JONES AND STAPLES decided that they wanted opera and contacted four classical vocalists that they had met some time ago. The four women: Toni Crowder, Lisa McNeil, Eleni Peyser and Winona Stanback, have never performed together as a quartet, but had appeared together in various opera companies.

“The Four Divas: Un Concerto Vittorioso" (A Victory Concert) is an evening of classical vocalists celebrating women’s struggles and triumphs in two acts with a 10-minute intermission.

Toni Crowder is a soprano and her recent performance of Mendelsshon duets with international soprano Lucy Shelton at the Fredericksburg Chamber Festival will soon be heard on National Public Radio’s “Performance Today.”

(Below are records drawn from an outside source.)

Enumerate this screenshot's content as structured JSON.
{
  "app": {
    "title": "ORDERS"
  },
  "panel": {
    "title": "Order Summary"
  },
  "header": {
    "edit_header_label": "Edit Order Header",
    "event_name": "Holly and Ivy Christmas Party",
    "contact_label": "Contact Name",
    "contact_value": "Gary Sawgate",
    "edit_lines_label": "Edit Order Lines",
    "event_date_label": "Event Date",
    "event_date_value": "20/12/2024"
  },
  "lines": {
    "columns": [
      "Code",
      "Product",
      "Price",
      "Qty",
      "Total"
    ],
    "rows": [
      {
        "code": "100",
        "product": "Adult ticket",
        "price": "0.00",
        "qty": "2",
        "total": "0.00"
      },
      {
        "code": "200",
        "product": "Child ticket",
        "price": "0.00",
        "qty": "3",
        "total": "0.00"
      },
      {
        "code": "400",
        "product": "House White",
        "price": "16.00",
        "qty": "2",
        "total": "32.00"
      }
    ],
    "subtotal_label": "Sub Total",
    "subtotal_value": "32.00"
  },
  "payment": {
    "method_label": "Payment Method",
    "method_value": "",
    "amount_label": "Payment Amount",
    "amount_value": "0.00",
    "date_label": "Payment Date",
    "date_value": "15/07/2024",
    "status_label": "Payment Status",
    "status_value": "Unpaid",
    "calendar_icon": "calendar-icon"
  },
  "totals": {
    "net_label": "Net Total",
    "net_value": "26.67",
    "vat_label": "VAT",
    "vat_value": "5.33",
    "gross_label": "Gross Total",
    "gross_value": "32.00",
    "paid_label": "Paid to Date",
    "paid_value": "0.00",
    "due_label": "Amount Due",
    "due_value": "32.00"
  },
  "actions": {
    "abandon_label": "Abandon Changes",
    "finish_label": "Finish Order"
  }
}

Another soprano, Lisa Marie McNeil, is a native Washingtonian who studied voice at Duke Ellington School of the Performing Arts and music and ballet at the University of Northern Iowa. She has worked with the Washington National Opera Studio, the Choral Arts Society of Washington and the Heritage Signature Chorale.

Eleni Sarris Peyser’s career includes concert appearances in Greece, Florida, Massachusetts, New York and the metropolitan Washington area. Her opera experience include performances as Sylviane; The Merry Widow, Mad Margaret; Ruddigore, Tatiana; Eugene Onegin, Laetitia; The Old Maid and the Thief, Monica; The Medium, and the Mother; Amahl and the Night Visitors. She is also a soprano.

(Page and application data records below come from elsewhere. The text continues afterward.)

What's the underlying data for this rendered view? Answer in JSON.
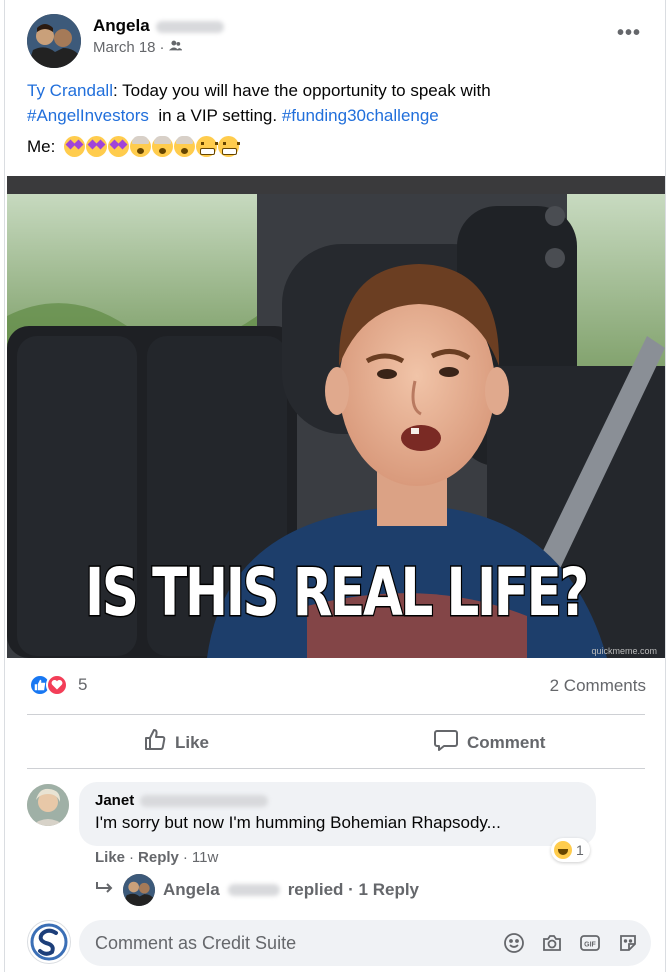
{
  "post": {
    "author_first": "Angela",
    "date": "March 18",
    "dot": "·",
    "more": "•••",
    "mention": "Ty Crandall",
    "text_a": ": Today you will have the opportunity to speak with",
    "hashtag1": "#AngelInvestors",
    "text_b": "  in a VIP setting. ",
    "hashtag2": "#funding30challenge",
    "me_label": "Me:",
    "image_caption": "IS THIS REAL LIFE?",
    "image_watermark": "quickmeme.com"
  },
  "stats": {
    "reaction_count": "5",
    "comments": "2 Comments"
  },
  "actions": {
    "like": "Like",
    "comment": "Comment"
  },
  "comment": {
    "author_first": "Janet",
    "text": "I'm sorry but now I'm humming Bohemian Rhapsody...",
    "reaction_count": "1",
    "like": "Like",
    "reply": "Reply",
    "time": "11w",
    "sep": "·"
  },
  "replies": {
    "author_first": "Angela",
    "text": "replied · 1 Reply"
  },
  "composer": {
    "placeholder": "Comment as Credit Suite"
  },
  "colors": {
    "link": "#216fdb",
    "like_blue": "#1877f2",
    "love_red": "#f33e58",
    "muted": "#65676b"
  }
}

Winona Stanback, lyric soprano, is a graduate of the University of Maryland with a degree in vocal performance. She is a creative and performing arts scholarship recipient and an Ulrich Competition winner.

ROUNDING OUT THE GROUP is Victoria Gau, who will serve as musical conductor for the performance. She is the former conductor and music director of the Richmond Philharmonic Orchestra and is known in the Washington D.C. area for her work as artistic director and music director/conductor of the Other Opera Company in Bethesda, Md., which she co-founded in 1992.

Tondalayo Royster, who will be the Dancer of Hope, began her dance journey at the North East Academy of Dance, in Washington, D.C. Her interest in the dance world includes tap, modern dance, ballet, jazz, and West African dance.

Susan Kidd, co-anchor of News4 at 5 p.m., will serve as the guest host. Jones had met Kidd about 12 years ago and was recently reconnected with her through a mutual friend. Jones thought she would be a good fit so she asked her to host.

“She is an advocate for women’s rights, so she was perfect,” Jones said.

Kidd is also the spokesperson for the station’s “Working 4 Children community outreach projects.” She has won three Emmy awards for special reports on children’s issues, as well as three Emmys for outstanding anchor. Kidd serves on the Board of the Washington Area Women’s foundation, a philanthropic organization dedicated to expanding resources and opportunities for women and girls in the Washington metropolitan area.

Jones and Staples are expecting a sold-out concert. There are 140 seats at the Lyceum and they are hoping to raise around $2,000 to donate to the domestic violence program.

“I was 17 then, but I’ve grown and am a lot stronger,” Jones said. “Once you’ve gone through something like this and survived, you need to talk about it.”